- **Material for this exercise**:

+++++

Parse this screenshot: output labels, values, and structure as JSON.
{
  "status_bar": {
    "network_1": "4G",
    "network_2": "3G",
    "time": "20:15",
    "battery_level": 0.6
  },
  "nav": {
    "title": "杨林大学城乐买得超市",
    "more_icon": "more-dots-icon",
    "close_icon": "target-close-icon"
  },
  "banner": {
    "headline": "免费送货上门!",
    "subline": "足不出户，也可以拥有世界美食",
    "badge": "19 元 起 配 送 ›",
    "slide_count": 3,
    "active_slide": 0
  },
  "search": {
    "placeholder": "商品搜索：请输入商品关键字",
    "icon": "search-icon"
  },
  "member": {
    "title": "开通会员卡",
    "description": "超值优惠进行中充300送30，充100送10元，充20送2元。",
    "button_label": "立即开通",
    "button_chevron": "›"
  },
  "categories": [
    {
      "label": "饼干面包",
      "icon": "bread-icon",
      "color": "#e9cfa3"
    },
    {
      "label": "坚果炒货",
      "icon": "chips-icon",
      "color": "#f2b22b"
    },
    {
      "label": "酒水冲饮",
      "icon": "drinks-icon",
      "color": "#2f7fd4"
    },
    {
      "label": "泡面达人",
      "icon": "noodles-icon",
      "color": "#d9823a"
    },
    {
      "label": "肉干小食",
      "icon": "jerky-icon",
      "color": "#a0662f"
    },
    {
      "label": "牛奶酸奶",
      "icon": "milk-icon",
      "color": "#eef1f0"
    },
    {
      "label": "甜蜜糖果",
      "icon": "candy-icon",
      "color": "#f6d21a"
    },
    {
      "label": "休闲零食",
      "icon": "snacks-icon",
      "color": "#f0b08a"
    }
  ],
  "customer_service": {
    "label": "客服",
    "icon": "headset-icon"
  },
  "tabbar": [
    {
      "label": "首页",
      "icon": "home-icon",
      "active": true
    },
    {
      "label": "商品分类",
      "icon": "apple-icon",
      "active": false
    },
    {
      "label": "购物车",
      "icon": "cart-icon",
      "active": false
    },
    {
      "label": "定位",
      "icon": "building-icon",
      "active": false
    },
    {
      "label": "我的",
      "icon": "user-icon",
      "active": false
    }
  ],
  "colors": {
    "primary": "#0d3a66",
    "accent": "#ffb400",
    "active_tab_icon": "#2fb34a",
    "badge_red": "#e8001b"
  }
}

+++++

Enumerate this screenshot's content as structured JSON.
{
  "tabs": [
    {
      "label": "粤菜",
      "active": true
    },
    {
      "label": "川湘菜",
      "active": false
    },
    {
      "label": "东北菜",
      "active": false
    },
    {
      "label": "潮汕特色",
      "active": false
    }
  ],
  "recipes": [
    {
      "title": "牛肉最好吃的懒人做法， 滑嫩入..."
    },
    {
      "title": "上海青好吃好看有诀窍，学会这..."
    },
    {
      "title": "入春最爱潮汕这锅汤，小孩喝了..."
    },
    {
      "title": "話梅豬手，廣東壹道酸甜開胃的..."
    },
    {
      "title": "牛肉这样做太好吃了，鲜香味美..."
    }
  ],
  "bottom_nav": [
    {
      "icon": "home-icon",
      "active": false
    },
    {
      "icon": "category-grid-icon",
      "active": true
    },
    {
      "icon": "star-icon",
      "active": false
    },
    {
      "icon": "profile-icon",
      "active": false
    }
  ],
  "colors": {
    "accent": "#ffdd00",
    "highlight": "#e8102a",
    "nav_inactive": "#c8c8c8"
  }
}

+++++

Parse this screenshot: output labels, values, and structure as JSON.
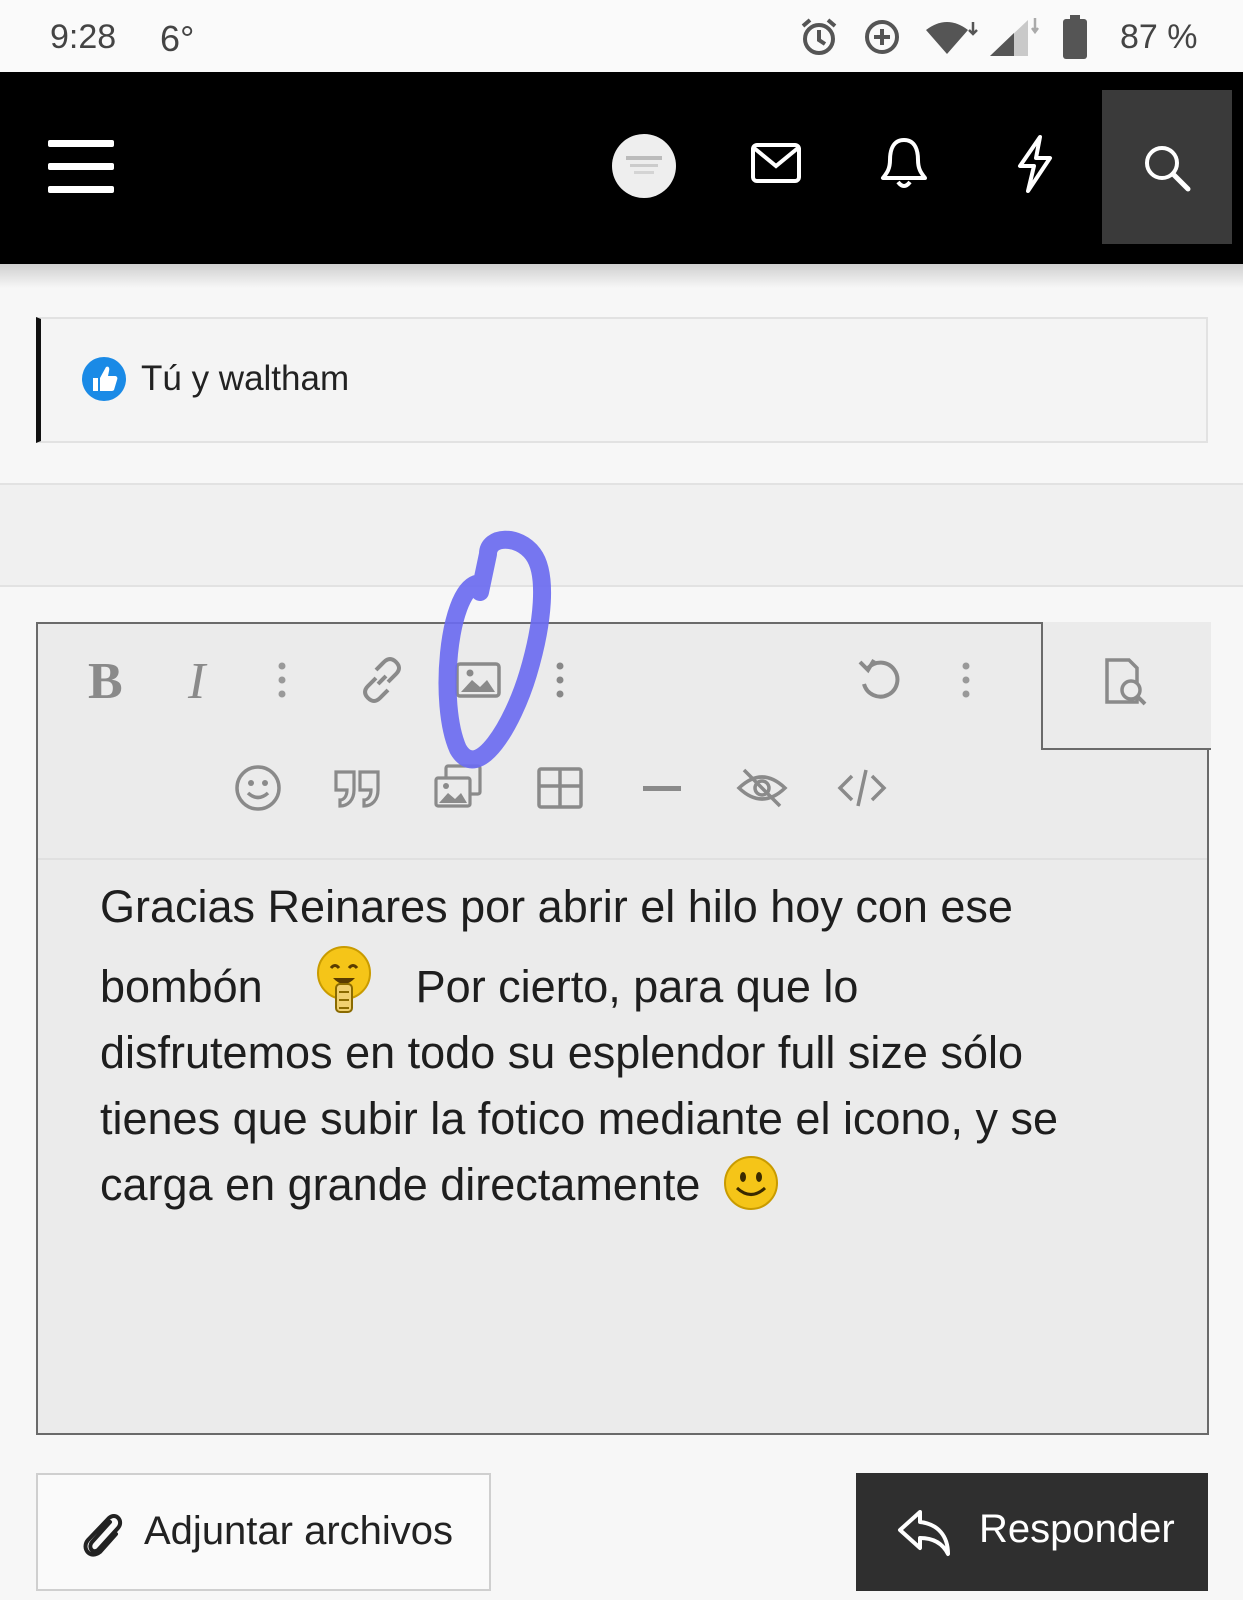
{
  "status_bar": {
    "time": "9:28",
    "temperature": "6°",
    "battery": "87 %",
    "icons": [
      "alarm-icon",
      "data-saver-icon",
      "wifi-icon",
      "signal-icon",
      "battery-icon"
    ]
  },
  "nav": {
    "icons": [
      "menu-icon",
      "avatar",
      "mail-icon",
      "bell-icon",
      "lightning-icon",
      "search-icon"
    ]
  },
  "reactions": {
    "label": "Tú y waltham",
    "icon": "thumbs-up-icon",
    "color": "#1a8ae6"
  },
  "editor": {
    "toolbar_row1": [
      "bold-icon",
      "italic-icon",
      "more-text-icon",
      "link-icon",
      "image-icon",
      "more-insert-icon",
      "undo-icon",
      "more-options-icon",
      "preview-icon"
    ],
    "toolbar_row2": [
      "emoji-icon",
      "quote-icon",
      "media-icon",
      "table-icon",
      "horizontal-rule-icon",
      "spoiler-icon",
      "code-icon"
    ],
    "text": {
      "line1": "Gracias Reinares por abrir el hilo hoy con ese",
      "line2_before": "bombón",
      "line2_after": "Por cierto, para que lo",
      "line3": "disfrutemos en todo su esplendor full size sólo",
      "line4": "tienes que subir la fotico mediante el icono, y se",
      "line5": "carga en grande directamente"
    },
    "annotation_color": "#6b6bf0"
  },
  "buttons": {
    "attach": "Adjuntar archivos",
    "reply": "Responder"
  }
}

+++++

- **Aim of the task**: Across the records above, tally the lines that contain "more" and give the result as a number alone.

- **Your solution**: 4